So it is not likely to go from “inexplicable” to “metaphysical” unless one has exhausted all other avenues of likelihood.

You have basically formed the foundation of an “argument from design” (3) stating effectively that such an outcome is so unlikely to have occurred by random events that it must necessarily imply intelligent design.

Lets look at the probability first.

In certain lotto games lightweight numbered balls are floated around on airstreams before finally a full precision is selected and the resultant sequence is given as the winning number. Is this random?

The probability of any given sequence or “outcome” is given beforehand as say 1:250,000,000 for arguments sake. What was the probability of the winning number after it won?
100% is what it was.

Well it is 100% because we assume that the balls movements were the result of collisions, imperfections, airflow, spin, gravity, and the like, and that if we were able to exactly duplicate the circumstances, we would get exactly the same outcome.
We say this because of some basic concerns in science, we assume that there are no truly random events, we assume that all effects had causes, and that there really is an objectively true reality out there which our senses report on as best they can. We further assume that there are regularities in the way the cosmos functions and that these can be described by what we call principals, laws, and constants, etc.

Are these laws and constants necessarily right?
Well we simply don’t know, in fact we suspect pretty much that they are at best only reasonably accurate approximations.
We hope that if we are wrong, that further evidence will show us this.
We may be wrong, but we have chosen to let what we call “internal evidence” guide us.

And here lies the rub, science holds all things, even these, as tentative and conditional, even the laws are held conditionally on no evidence coming to light which contradicts them.

What you are proposing is that we take one property of a system or thing, namely order or regularity and assume that it implies design.
The problem is that you would have an empty syllogism unless you can show why a shared property means that two things have the same cause. This has been tried many times before by all kinds of folks (3) and it has up to now always resolved to either a bald assertion, or a tautology or circular argument.
This isn’t how we “do” science though, and hence it has no place in science. To add religion to science would mean that we assume that things can be random, and that we assume that some given principal is true regardless of what evidence contradicts it.
Can you imagine if you proposed that the reason an OR gate in a circuit failed was because it was a mystery of Gods will rather than (a) the chip blew, or (b) the output was pulled down, or © the power was unstable. How could you proceed if you considered that it was simply Gods will or something metaphysical or supernatural?
Your proposal would completely unravel science and make it something quite unlike science, and perhaps a return to regarding “authority” and “purpose” as metrics rather than “properties” and “internal evidence” (4)

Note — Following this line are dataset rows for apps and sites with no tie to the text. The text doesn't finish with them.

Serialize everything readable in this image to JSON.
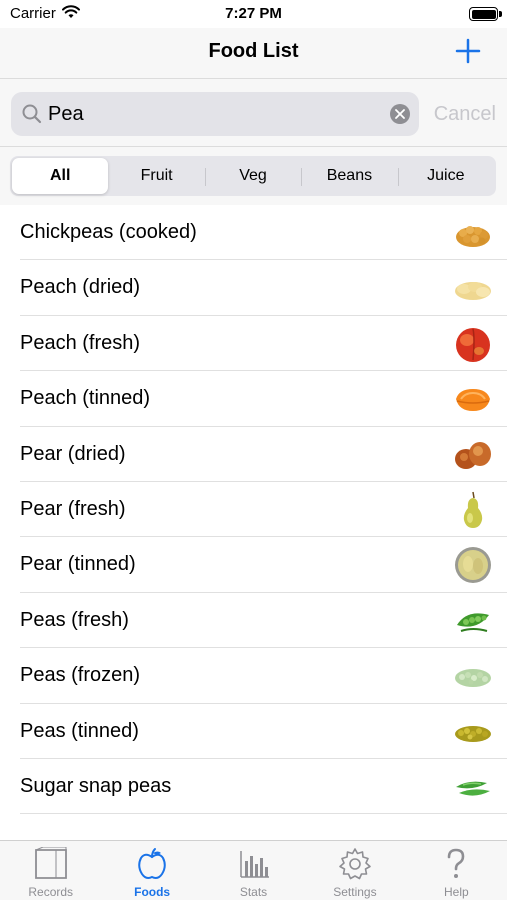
{
  "status_bar": {
    "carrier": "Carrier",
    "time": "7:27 PM"
  },
  "nav": {
    "title": "Food List",
    "add_icon": "plus-icon"
  },
  "search": {
    "value": "Pea",
    "cancel_label": "Cancel"
  },
  "segments": [
    {
      "label": "All",
      "selected": true
    },
    {
      "label": "Fruit"
    },
    {
      "label": "Veg"
    },
    {
      "label": "Beans"
    },
    {
      "label": "Juice"
    }
  ],
  "foods": [
    {
      "name": "Chickpeas (cooked)",
      "thumb": "chickpeas-thumbnail"
    },
    {
      "name": "Peach (dried)",
      "thumb": "dried-peach-thumbnail"
    },
    {
      "name": "Peach (fresh)",
      "thumb": "fresh-peach-thumbnail"
    },
    {
      "name": "Peach (tinned)",
      "thumb": "tinned-peach-thumbnail"
    },
    {
      "name": "Pear (dried)",
      "thumb": "dried-pear-thumbnail"
    },
    {
      "name": "Pear (fresh)",
      "thumb": "fresh-pear-thumbnail"
    },
    {
      "name": "Pear (tinned)",
      "thumb": "tinned-pear-thumbnail"
    },
    {
      "name": "Peas (fresh)",
      "thumb": "fresh-peas-thumbnail"
    },
    {
      "name": "Peas (frozen)",
      "thumb": "frozen-peas-thumbnail"
    },
    {
      "name": "Peas (tinned)",
      "thumb": "tinned-peas-thumbnail"
    },
    {
      "name": "Sugar snap peas",
      "thumb": "sugar-snap-peas-thumbnail"
    }
  ],
  "tabs": [
    {
      "label": "Records",
      "icon": "records-icon"
    },
    {
      "label": "Foods",
      "icon": "apple-icon",
      "active": true
    },
    {
      "label": "Stats",
      "icon": "bar-chart-icon"
    },
    {
      "label": "Settings",
      "icon": "gear-icon"
    },
    {
      "label": "Help",
      "icon": "question-mark-icon"
    }
  ],
  "colors": {
    "accent": "#1a73e8",
    "inactive": "#8e8e93",
    "bar_background": "#f7f7f7"
  }
}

It is indeed remarkable that things came together in the way they did, but it only shows the same effect as the lotto example You are looking at the end result where the final outcome of a sequence is thought to be known. At this point the bubble of probability collapses and the outcome is thought to be the only way things could have happened while obeying what we conceive as being the regular laws of the cosmos.

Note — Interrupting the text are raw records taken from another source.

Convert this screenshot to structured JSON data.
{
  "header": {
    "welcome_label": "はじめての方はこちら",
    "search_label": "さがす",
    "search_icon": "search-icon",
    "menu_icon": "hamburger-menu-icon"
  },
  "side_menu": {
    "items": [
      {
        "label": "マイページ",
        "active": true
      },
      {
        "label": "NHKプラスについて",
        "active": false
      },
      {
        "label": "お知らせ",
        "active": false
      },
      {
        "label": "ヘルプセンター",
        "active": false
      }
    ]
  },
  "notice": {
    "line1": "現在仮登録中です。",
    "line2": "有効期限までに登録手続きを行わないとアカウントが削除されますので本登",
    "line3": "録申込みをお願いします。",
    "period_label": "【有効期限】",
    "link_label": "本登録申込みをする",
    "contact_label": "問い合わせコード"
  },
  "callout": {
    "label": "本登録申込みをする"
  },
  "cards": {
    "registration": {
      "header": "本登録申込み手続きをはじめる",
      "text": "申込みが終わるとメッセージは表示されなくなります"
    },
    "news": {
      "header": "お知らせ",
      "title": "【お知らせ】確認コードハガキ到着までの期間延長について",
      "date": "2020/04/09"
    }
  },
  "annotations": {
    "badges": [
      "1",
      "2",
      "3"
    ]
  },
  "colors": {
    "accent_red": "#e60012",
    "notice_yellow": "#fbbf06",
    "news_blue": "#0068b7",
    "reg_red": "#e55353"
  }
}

  1. Popper, Karl http://www.philosophypages.com/dy/p7.htm#popp
  2. Occam, William of http://www.philosophypages.com/dy/o.htm#ockh
  3. Paley Bishop, Various, http://www.philosophypages.com/dy/t.htm#telg
  4. see Hacking, Ian “Emergence of Probability” 1984 ISBN: 0521318033